In one reported case, including oncology pharmacist consultations as part of a multidisciplinary consultation program for patients before the start of a new oral anticancer therapy improved patient support and treatment. Consultations with oncology pharmacists revealed that 24% of patients needed additional help from a caregiver to take their medication. Additionally, consultations revealed the prescribed medication had drug interactions in 36% of patients, four of whom required a different drug. Altogether, the information delivered by oncology pharmacists improved the ability of local community pharmacists to advise patients by 83%.6

In most cases oncology pharmacists will continue to meet and monitor the patient throughout the treatment course to assess and mitigate potential adverse effects. This helps to build a relationship between pharmacists and their patients and can prove key to identifying and maintaining medication adherence. According to one study, the addition of oncology pharmacists to a multidisciplinary lung cancer treatment team led to significant improvements in patient medication adherence. Oncology pharmacists identified 154 cases in which patients did not adhere to their medication, 43.5% of which placed the patient at high risk.

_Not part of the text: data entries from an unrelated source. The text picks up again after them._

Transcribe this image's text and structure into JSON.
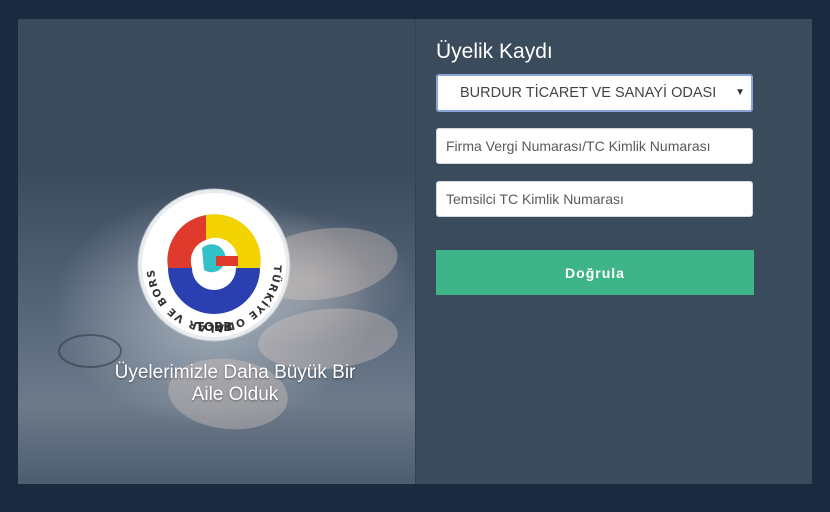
{
  "branding": {
    "logo_ring_text": "TÜRKİYE ODALAR VE BORSALAR BİRLİĞİ",
    "logo_abbr": "TOBB",
    "slogan_line1": "Üyelerimizle Daha Büyük Bir",
    "slogan_line2": "Aile Olduk"
  },
  "form": {
    "title": "Üyelik Kaydı",
    "chamber_select_value": "BURDUR TİCARET VE SANAYİ ODASI",
    "tax_id_placeholder": "Firma Vergi Numarası/TC Kimlik Numarası",
    "rep_id_placeholder": "Temsilci TC Kimlik Numarası",
    "submit_label": "Doğrula"
  },
  "colors": {
    "page_bg": "#1b2a3f",
    "card_bg": "#3a4b5c",
    "button_bg": "#3eb489",
    "logo_red": "#e03a2c",
    "logo_yellow": "#f2d200",
    "logo_blue": "#2a3fb0",
    "logo_cyan": "#33c1c9"
  },
  "icons": {
    "select_caret": "caret-down-icon"
  }
}
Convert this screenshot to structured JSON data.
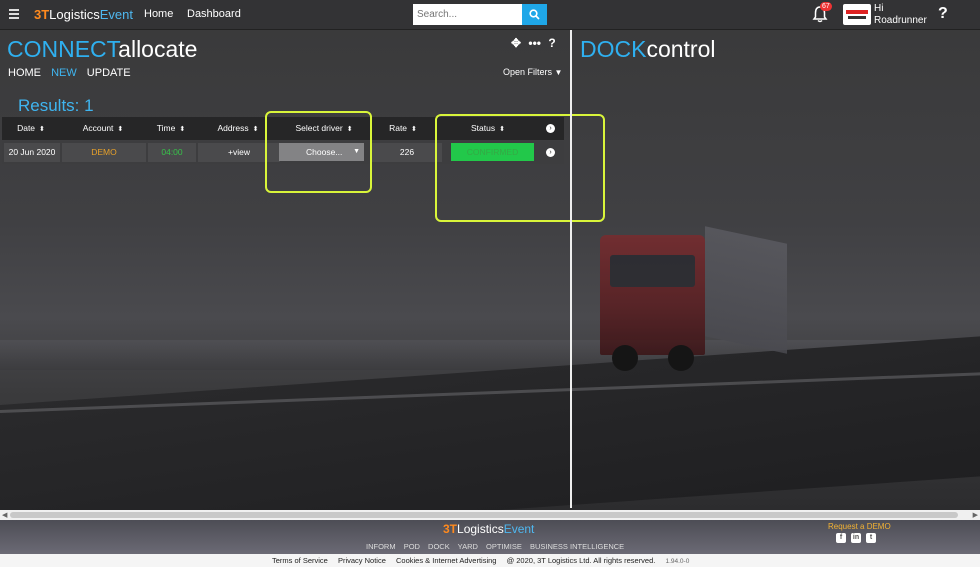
{
  "topbar": {
    "brand_3t": "3T",
    "brand_logistics": "Logistics",
    "brand_event": "Event",
    "nav": [
      "Home",
      "Dashboard"
    ],
    "search_placeholder": "Search...",
    "notification_count": "67",
    "user_greeting": "Hi",
    "user_name": "Roadrunner",
    "help": "?"
  },
  "left_panel": {
    "title_a": "CONNECT",
    "title_b": "allocate",
    "subnav": [
      "HOME",
      "NEW",
      "UPDATE"
    ],
    "active_subnav": "NEW",
    "tools": [
      "move-icon",
      "more-icon",
      "help-icon"
    ],
    "open_filters": "Open Filters",
    "results": "Results: 1"
  },
  "right_panel": {
    "title_a": "DOCK",
    "title_b": "control"
  },
  "table": {
    "columns": [
      "Date",
      "Account",
      "Time",
      "Address",
      "Select driver",
      "Rate",
      "Status"
    ],
    "row": {
      "date": "20 Jun 2020",
      "account": "DEMO",
      "time": "04:00",
      "address": "+view",
      "driver": "Choose...",
      "rate": "226",
      "status": "CONFIRMED"
    }
  },
  "footer": {
    "brand_3t": "3T",
    "brand_logistics": "Logistics",
    "brand_event": "Event",
    "links": [
      "INFORM",
      "POD",
      "DOCK",
      "YARD",
      "OPTIMISE",
      "BUSINESS INTELLIGENCE"
    ],
    "request_demo": "Request a DEMO",
    "social": [
      "facebook-icon",
      "linkedin-icon",
      "twitter-icon"
    ],
    "bottom_links": [
      "Terms of Service",
      "Privacy Notice",
      "Cookies & Internet Advertising",
      "@ 2020, 3T Logistics Ltd. All rights reserved."
    ],
    "version": "1.94.0-0"
  },
  "colors": {
    "accent_blue": "#2fb0f0",
    "confirmed_green": "#22c84a",
    "highlight": "#d9f53a",
    "demo_orange": "#e7a12a"
  }
}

This allowed healthcare providers to intervene in a timely manner, thereby decreasing unplanned admissions and clinic visits.7